Choosing a stack
Lacuna • July 17, 2022
I'm not a fan of these so-called game "engines"; the term is, I feel, misused too often doesn't really reflect the nature of the product. So, I'll start with a language, add a framework for speed and efficiency, then add the remainder of the code components.
Everybody loves PHP, but let's make sure we use an up-to-date version. As of writing, this is PHP 8.1 and since I have PHP 8.1.7 installed on my development box, this is an ideal starting point. I don't know as yet what mods will be needed, but a plain install of 8.1 should be sufficient for now.
I considered a number of options here, but Laravel seems to be the best choice as it comes with a lot of features out of the box that are going to save a lot of time. Yes I probably could have written my own, using any number of Symfony components, but that would have probably ended up very similar to a Laravel framework without the bells and whistles, so I'll just settle for Laravel and save a lot of unnecessary work for myself.
There's a number of different CSS frameworks these days, some people like the batteries included approach, while I've grown rather fond of Tailwind, which allows for rapid prototyping and equally allows me to create simple reusable components with all the relevant classes defined properly in CSS leaving the HTML nice and clean.
Better yet, by adding in support for SASS, we can make the CSS a little more friendly with a hierarchical flow.
Normally, I'd use Google Fonts to provide these, but being privacy conscious, I'm going to host some fonts locally which ensures Google doesn't perform any tracking. Overkill? perhaps, but I know a lot of people who are not keen on Google watching everything they do.
MySQL will be ideal as it's well proven, well-rounded, and most people are fairly comfortable with it.

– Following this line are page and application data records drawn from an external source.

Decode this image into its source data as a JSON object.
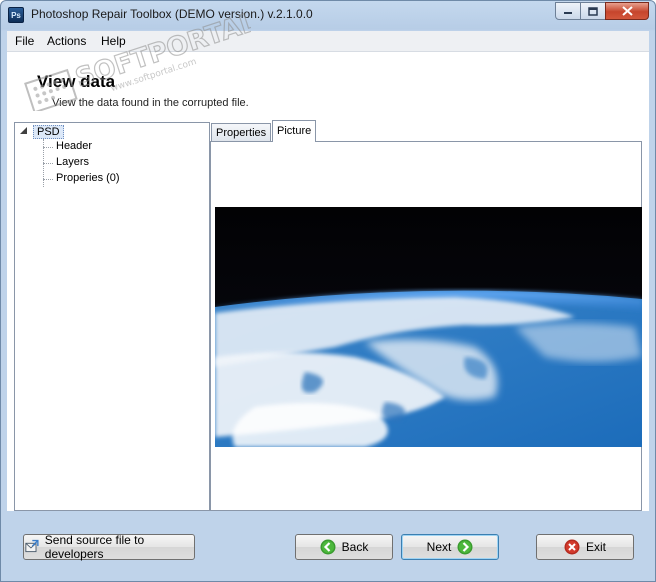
{
  "window": {
    "title": "Photoshop Repair Toolbox (DEMO version.) v.2.1.0.0",
    "app_icon_text": "Ps"
  },
  "menu": {
    "items": [
      "File",
      "Actions",
      "Help"
    ]
  },
  "page": {
    "title": "View data",
    "subtitle": "View the data found in the corrupted file."
  },
  "tree": {
    "root": "PSD",
    "children": [
      "Header",
      "Layers",
      "Properies (0)"
    ]
  },
  "tabs": {
    "items": [
      "Properties",
      "Picture"
    ],
    "active": "Picture"
  },
  "buttons": {
    "send": "Send source file to developers",
    "back": "Back",
    "next": "Next",
    "exit": "Exit"
  },
  "watermark": {
    "brand": "SOFTPORTAL",
    "url": "www.softportal.com"
  },
  "colors": {
    "frame": "#bfd3ea",
    "close_button": "#c6452c",
    "back_icon": "#3a9b2e",
    "exit_icon": "#d33a2c"
  }
}
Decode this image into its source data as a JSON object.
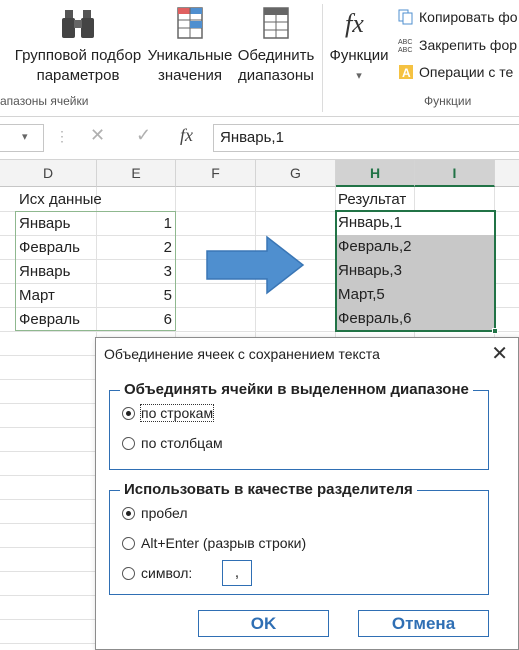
{
  "ribbon": {
    "buttons": [
      {
        "line1": "Групповой подбор",
        "line2": "параметров"
      },
      {
        "line1": "Уникальные",
        "line2": "значения"
      },
      {
        "line1": "Обединить",
        "line2": "диапазоны"
      },
      {
        "line1": "Функции",
        "line2": "▾"
      }
    ],
    "small_items": [
      "Копировать фо",
      "Закрепить фор",
      "Операции с те"
    ],
    "group_left": "апазоны ячейки",
    "group_right": "Функции"
  },
  "formula_bar": {
    "namebox_arrow": "▾",
    "dots": "⋮",
    "cancel": "✕",
    "enter": "✓",
    "fx": "fx",
    "value": "Январь,1"
  },
  "columns": [
    "D",
    "E",
    "F",
    "G",
    "H",
    "I"
  ],
  "source": {
    "header": "Исх данные",
    "rows": [
      {
        "name": "Январь",
        "value": "1"
      },
      {
        "name": "Февраль",
        "value": "2"
      },
      {
        "name": "Январь",
        "value": "3"
      },
      {
        "name": "Март",
        "value": "5"
      },
      {
        "name": "Февраль",
        "value": "6"
      }
    ]
  },
  "result": {
    "header": "Результат",
    "rows": [
      "Январь,1",
      "Февраль,2",
      "Январь,3",
      "Март,5",
      "Февраль,6"
    ]
  },
  "dialog": {
    "title": "Объединение ячеек с сохранением текста",
    "close": "✕",
    "group1": {
      "title": "Объединять ячейки в выделенном диапазоне",
      "options": [
        "по строкам",
        "по столбцам"
      ],
      "selected": 0
    },
    "group2": {
      "title": "Использовать в качестве разделителя",
      "options": [
        "пробел",
        "Alt+Enter (разрыв строки)",
        "символ:"
      ],
      "selected": 0,
      "symbol_value": ","
    },
    "ok_label": "OK",
    "cancel_label": "Отмена"
  },
  "colors": {
    "accent_green": "#217346",
    "dialog_blue": "#2f6fb4",
    "arrow_blue": "#4f8fcf",
    "selection_gray": "#c8c8c8"
  }
}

I'm also going to add Redis for caching and later on: session storage.
For the build process, I'm going to need Node.js. I have
v16.14.0 installed on my
development box and of course you will need Node's package manager: npm. Again I have this
installed; version 8.3.1; on my box.
Finally, I'll be using Docker for development to encapsulate everything into nice clean containers and to make the whole system portable between developers. Production-wise, I'll be using native services rather than Docker at least until the natives cause a problem!